However, recent decisions have endorsed summary dismissal noting that, while a hearing is dictated when one is necessary to determine whether the requirements of section 2-611 have been met, no such hearing is necessary if the requirements can be satisfied by looking at the pleadings, trial evidence, or other matters appearing in the record. Aroonsakul v. Flanagan (1987), 155 Ill. App.3d 223, 228-29; Grover, 76 Ill. App.3d at 512; see In re Application of Cook County Collector, 144 Ill. App.3d at 610; Luanius, 129 Ill. App.3d at 504-05.
• 9 In the instant action, the trial court refused to allow McNew to call any witnesses in support of his motion for attorney fees and summarily denied his motion on the basis of the court's holding in Dayan v. McDonald's Corp. (1984), 126 Ill. App.3d 11. In Dayan, the trial court awarded the defendant attorney fees after a trial and separate hearing to determine the amount of fees. (126 Ill. App.3d at 13.) In affirming the trial court's award, the court noted that a hearing on a fee petition is dictated where one is necessary to determine whether the statutory requirements of section 2-611 have been met. (126 Ill. App.3d at 16.) The trial court in that case was able to make a summary disposition on the merits of the fee petition based on the evidence taken from the underlying trial, and a separate hearing was held only to determine the amount of the award. 126 Ill. App.3d at 22-23.
The court's reliance in Dayan in the instant action is not explained. Perhaps the court concluded from the pleadings that McNew's petition did not meet the requirements of section 2-611. If that was the court's determination, it was not expressly stated, and we will not make such a finding for it. Based on the record before us, we conclude that the trial court erred in summarily disposing of McNew's petition.
Accordingly, the order denying McNew's motion is reversed and this cause is remanded to the trial court with instructions to conduct a hearing on the merits of the motion. In so ruling, we express no opinion on the merits of the motion.

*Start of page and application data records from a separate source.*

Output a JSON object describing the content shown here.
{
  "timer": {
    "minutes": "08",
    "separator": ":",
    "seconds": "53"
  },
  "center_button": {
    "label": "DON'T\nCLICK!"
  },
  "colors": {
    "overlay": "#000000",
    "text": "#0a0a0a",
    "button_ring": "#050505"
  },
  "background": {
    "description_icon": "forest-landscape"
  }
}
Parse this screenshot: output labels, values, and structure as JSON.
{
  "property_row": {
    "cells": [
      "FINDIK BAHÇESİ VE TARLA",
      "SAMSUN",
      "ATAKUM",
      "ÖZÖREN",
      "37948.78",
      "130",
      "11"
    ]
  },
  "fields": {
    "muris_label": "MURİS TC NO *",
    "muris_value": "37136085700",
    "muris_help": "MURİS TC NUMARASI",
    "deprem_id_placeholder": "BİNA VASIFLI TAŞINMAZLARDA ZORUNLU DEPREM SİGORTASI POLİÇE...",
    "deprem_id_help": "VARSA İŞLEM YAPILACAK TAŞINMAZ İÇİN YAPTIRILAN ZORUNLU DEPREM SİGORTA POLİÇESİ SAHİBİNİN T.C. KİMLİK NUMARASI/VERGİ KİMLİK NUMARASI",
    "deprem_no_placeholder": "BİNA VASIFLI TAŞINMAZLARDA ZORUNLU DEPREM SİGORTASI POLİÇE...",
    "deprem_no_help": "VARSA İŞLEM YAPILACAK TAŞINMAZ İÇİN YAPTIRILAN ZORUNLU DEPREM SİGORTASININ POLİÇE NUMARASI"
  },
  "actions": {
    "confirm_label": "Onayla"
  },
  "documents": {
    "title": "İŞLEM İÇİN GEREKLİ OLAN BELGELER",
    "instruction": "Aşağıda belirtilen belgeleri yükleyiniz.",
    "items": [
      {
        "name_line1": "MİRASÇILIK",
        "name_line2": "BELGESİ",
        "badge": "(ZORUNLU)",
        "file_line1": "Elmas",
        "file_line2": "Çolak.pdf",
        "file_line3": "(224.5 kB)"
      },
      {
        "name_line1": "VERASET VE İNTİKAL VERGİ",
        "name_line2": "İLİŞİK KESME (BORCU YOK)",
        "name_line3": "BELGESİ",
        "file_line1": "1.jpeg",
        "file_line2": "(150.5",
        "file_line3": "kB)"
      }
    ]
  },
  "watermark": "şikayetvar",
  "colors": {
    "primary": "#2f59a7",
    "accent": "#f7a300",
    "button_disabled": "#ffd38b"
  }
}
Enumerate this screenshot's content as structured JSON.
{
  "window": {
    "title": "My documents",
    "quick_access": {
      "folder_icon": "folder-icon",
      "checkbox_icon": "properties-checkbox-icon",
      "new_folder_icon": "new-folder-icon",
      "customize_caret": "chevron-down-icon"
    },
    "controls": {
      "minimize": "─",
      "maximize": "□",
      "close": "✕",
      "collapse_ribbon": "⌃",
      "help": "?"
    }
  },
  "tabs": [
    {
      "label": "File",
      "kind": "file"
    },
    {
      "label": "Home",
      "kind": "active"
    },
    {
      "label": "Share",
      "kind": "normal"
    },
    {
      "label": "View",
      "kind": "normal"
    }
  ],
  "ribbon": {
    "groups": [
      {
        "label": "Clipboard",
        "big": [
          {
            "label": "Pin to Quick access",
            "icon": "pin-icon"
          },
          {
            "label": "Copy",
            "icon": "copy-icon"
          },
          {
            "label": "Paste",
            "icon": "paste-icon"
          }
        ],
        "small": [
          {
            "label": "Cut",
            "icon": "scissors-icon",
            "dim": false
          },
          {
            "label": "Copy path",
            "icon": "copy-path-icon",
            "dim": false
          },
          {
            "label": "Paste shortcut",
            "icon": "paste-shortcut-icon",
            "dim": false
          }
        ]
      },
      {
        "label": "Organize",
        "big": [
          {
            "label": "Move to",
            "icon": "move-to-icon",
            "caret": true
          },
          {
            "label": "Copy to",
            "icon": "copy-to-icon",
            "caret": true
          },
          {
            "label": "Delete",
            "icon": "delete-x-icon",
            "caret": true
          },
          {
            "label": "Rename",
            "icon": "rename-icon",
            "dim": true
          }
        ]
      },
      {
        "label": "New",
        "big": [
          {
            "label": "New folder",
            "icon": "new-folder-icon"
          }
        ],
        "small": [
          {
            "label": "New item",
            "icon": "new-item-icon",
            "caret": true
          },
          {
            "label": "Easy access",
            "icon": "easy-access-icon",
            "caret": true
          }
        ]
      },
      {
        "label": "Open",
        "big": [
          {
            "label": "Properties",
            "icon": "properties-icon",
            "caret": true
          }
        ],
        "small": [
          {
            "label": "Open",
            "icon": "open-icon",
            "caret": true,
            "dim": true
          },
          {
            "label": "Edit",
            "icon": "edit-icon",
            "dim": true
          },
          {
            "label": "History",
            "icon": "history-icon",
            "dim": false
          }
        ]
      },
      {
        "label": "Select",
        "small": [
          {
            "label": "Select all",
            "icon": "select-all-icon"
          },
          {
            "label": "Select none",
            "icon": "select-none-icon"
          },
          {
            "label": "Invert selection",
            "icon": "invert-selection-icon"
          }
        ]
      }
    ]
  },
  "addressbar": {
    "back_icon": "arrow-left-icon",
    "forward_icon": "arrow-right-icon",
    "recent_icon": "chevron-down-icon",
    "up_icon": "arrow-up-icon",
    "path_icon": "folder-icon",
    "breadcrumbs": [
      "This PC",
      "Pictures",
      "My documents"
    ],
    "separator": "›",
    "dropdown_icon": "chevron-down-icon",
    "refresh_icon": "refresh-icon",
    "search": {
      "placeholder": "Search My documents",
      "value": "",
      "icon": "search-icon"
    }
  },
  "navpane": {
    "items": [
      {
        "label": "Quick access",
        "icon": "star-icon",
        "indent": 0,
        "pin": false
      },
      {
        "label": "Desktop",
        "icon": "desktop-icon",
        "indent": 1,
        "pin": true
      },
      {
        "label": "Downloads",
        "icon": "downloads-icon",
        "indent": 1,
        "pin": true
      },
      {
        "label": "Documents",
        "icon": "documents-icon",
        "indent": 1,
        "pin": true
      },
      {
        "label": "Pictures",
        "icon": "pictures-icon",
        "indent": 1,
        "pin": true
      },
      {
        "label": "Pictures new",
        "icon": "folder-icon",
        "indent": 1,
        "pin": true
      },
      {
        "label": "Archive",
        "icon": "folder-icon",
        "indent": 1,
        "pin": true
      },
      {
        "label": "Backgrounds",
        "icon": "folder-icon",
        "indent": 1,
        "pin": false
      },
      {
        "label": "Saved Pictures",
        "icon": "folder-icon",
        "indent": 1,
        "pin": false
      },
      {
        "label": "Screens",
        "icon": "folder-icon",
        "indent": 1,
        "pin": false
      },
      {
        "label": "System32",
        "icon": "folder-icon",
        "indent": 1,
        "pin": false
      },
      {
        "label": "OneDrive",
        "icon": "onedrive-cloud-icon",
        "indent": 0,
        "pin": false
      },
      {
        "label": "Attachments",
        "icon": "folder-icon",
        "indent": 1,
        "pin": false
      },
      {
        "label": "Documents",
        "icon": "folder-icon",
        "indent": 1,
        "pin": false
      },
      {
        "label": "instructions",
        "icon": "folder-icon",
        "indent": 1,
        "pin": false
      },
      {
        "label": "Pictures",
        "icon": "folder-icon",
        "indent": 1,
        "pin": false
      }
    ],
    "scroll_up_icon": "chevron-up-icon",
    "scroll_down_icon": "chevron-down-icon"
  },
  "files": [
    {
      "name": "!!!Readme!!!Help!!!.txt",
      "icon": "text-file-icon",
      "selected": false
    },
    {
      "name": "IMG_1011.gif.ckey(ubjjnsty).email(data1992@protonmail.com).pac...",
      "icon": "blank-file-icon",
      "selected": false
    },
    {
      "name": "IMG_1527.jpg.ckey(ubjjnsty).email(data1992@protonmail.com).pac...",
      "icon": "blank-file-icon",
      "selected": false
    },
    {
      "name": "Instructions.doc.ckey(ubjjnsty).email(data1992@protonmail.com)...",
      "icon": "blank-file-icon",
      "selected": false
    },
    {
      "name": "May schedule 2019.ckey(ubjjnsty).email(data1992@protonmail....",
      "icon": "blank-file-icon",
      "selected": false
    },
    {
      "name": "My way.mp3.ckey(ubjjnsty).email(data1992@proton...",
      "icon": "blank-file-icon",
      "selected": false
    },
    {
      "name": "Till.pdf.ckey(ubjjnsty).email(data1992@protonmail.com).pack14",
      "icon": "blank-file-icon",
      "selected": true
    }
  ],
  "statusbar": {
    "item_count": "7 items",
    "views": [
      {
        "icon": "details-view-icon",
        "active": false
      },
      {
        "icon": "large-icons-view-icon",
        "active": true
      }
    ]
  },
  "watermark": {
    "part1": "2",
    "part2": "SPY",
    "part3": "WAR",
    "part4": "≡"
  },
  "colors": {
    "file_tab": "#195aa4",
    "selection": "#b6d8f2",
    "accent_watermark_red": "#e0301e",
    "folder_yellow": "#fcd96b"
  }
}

Reversed and remanded.
UNVERZAGT, P.J., and NASH, J., concur.